## Given entries

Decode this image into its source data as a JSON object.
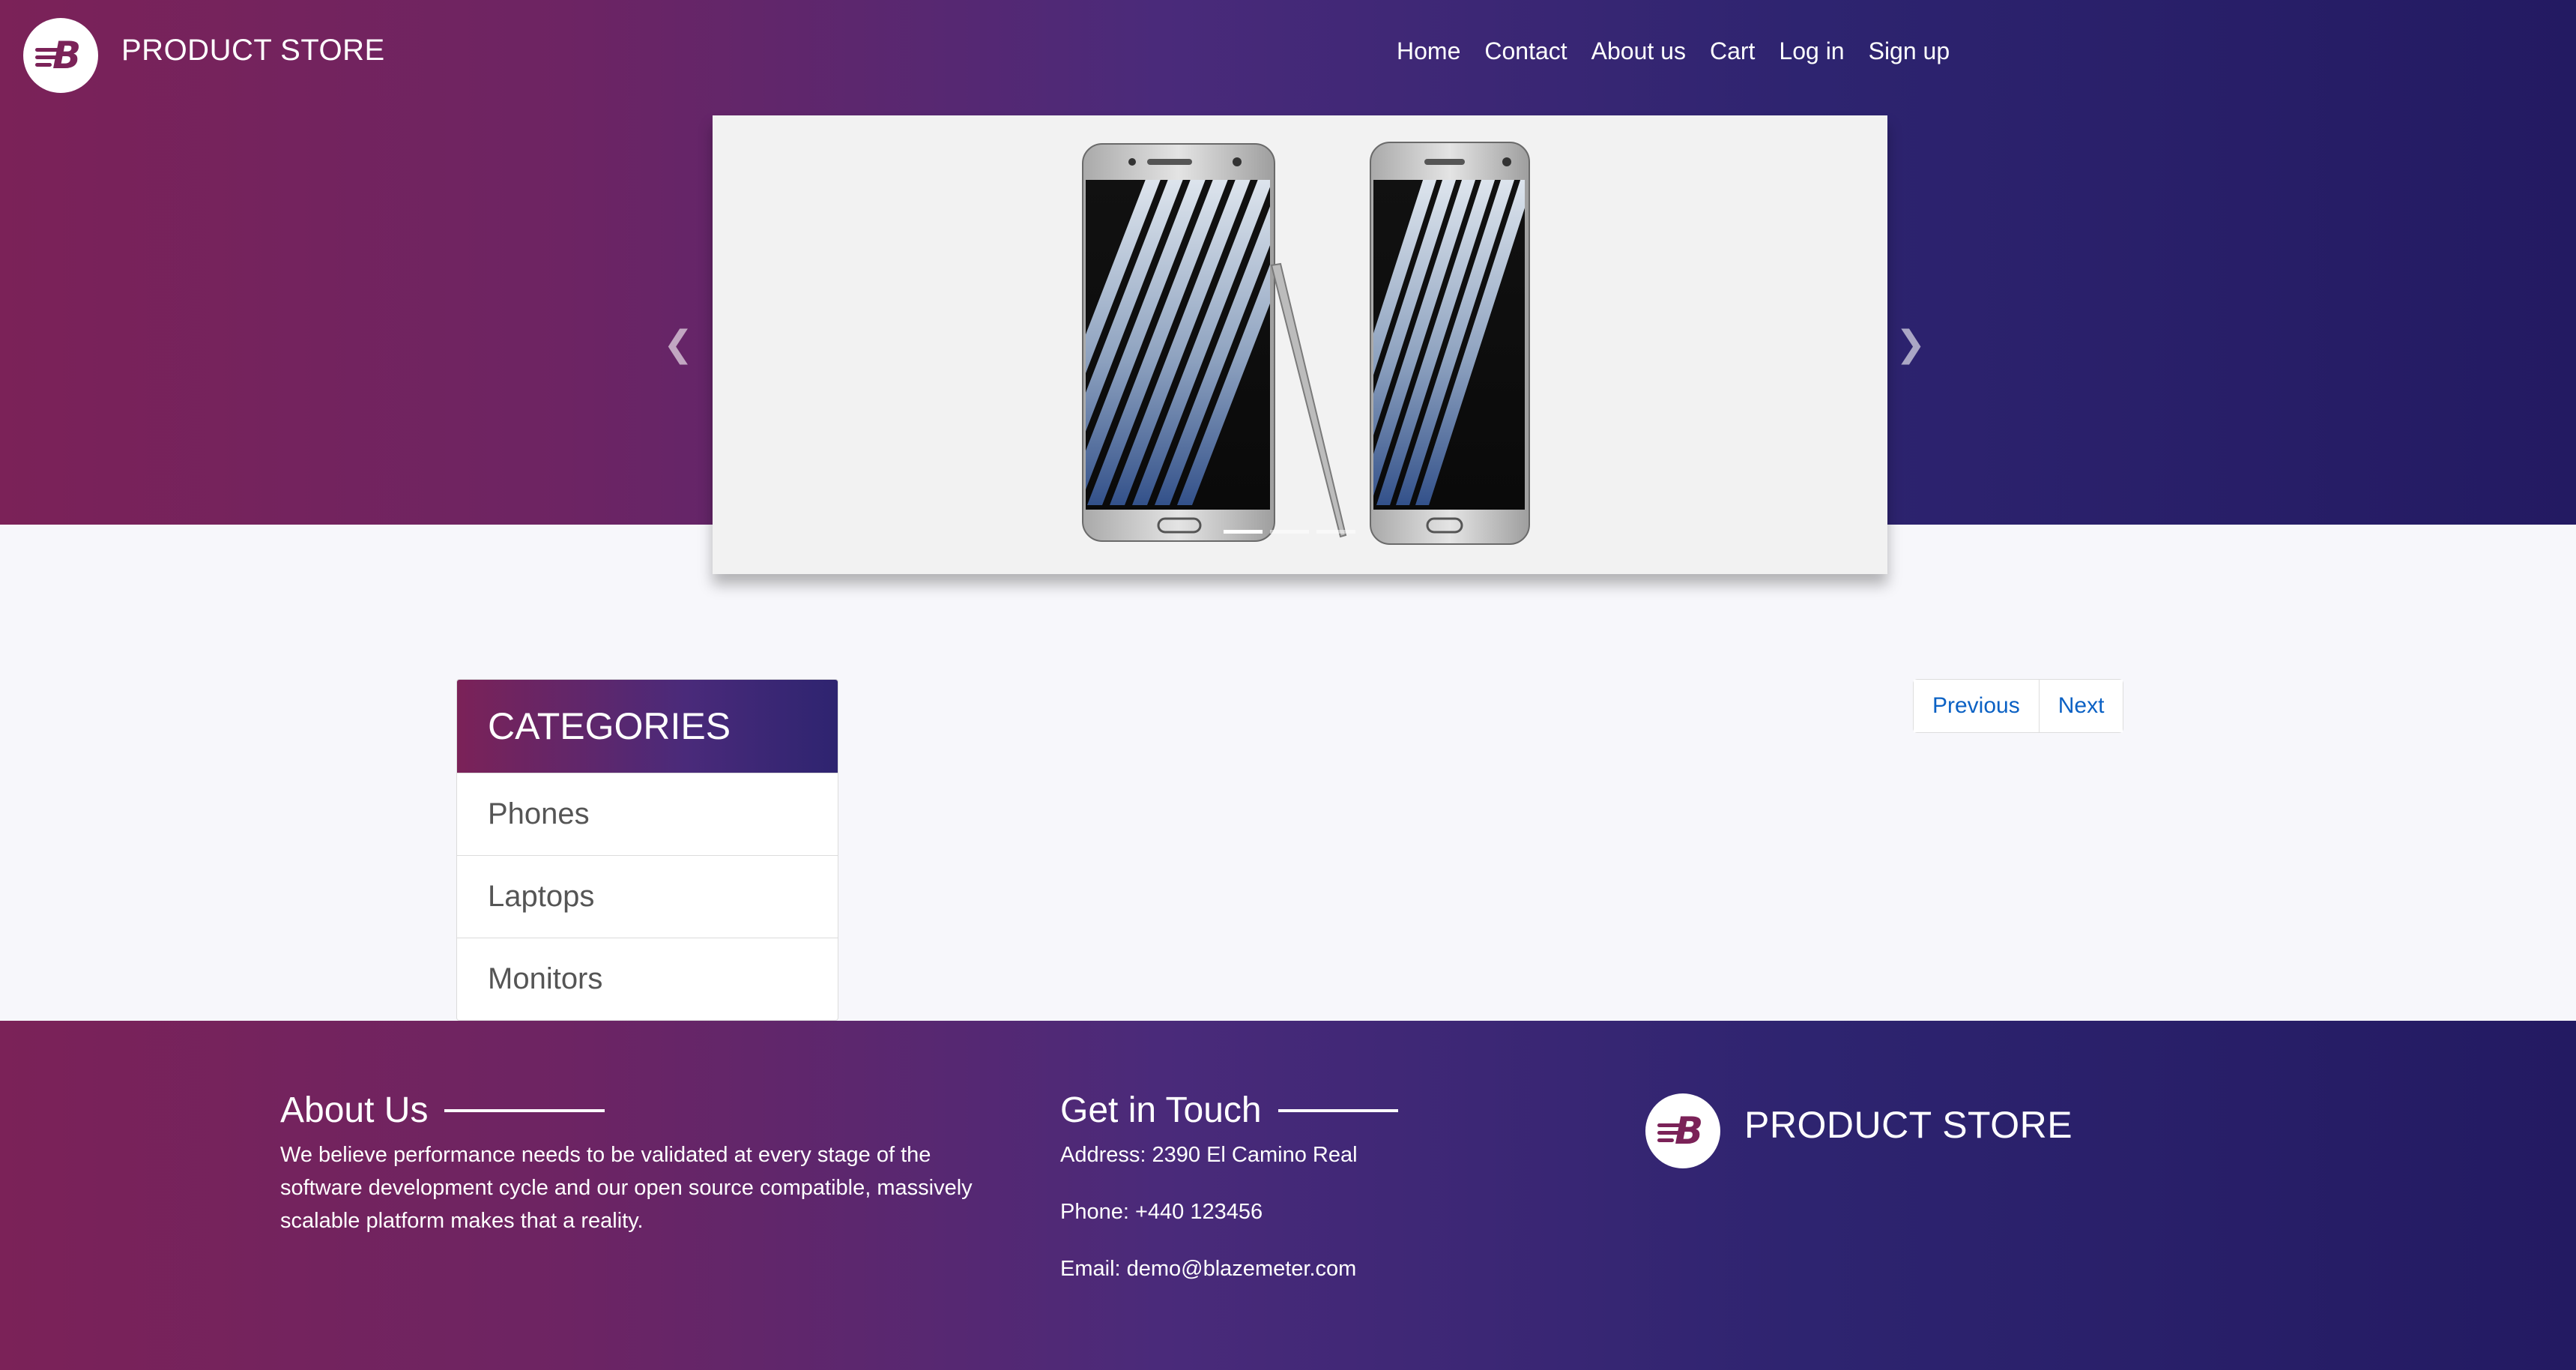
{
  "brand": {
    "name": "PRODUCT STORE",
    "logo_letter": "B"
  },
  "nav": {
    "items": [
      {
        "label": "Home"
      },
      {
        "label": "Contact"
      },
      {
        "label": "About us"
      },
      {
        "label": "Cart"
      },
      {
        "label": "Log in"
      },
      {
        "label": "Sign up"
      }
    ]
  },
  "carousel": {
    "prev_icon": "chevron-left-icon",
    "next_icon": "chevron-right-icon",
    "image": "samsung-phones-with-stylus"
  },
  "categories": {
    "title": "CATEGORIES",
    "items": [
      {
        "label": "Phones"
      },
      {
        "label": "Laptops"
      },
      {
        "label": "Monitors"
      }
    ]
  },
  "pager": {
    "previous_label": "Previous",
    "next_label": "Next"
  },
  "footer": {
    "about": {
      "title": "About Us",
      "text": "We believe performance needs to be validated at every stage of the software development cycle and our open source compatible, massively scalable platform makes that a reality."
    },
    "contact": {
      "title": "Get in Touch",
      "address": "Address: 2390 El Camino Real",
      "phone": "Phone: +440 123456",
      "email": "Email: demo@blazemeter.com"
    },
    "brand_name": "PRODUCT STORE"
  },
  "colors": {
    "gradient_start": "#7b2258",
    "gradient_end": "#231a62",
    "link_blue": "#0b61c4"
  }
}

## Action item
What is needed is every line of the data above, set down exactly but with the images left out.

## Answer
Decode this image into its source data as a JSON object.
{
  "brand": {
    "name": "PRODUCT STORE",
    "logo_letter": "B"
  },
  "nav": {
    "items": [
      {
        "label": "Home"
      },
      {
        "label": "Contact"
      },
      {
        "label": "About us"
      },
      {
        "label": "Cart"
      },
      {
        "label": "Log in"
      },
      {
        "label": "Sign up"
      }
    ]
  },
  "carousel": {
    "prev_icon": "chevron-left-icon",
    "next_icon": "chevron-right-icon",
    "image": "samsung-phones-with-stylus"
  },
  "categories": {
    "title": "CATEGORIES",
    "items": [
      {
        "label": "Phones"
      },
      {
        "label": "Laptops"
      },
      {
        "label": "Monitors"
      }
    ]
  },
  "pager": {
    "previous_label": "Previous",
    "next_label": "Next"
  },
  "footer": {
    "about": {
      "title": "About Us",
      "text": "We believe performance needs to be validated at every stage of the software development cycle and our open source compatible, massively scalable platform makes that a reality."
    },
    "contact": {
      "title": "Get in Touch",
      "address": "Address: 2390 El Camino Real",
      "phone": "Phone: +440 123456",
      "email": "Email: demo@blazemeter.com"
    },
    "brand_name": "PRODUCT STORE"
  },
  "colors": {
    "gradient_start": "#7b2258",
    "gradient_end": "#231a62",
    "link_blue": "#0b61c4"
  }
}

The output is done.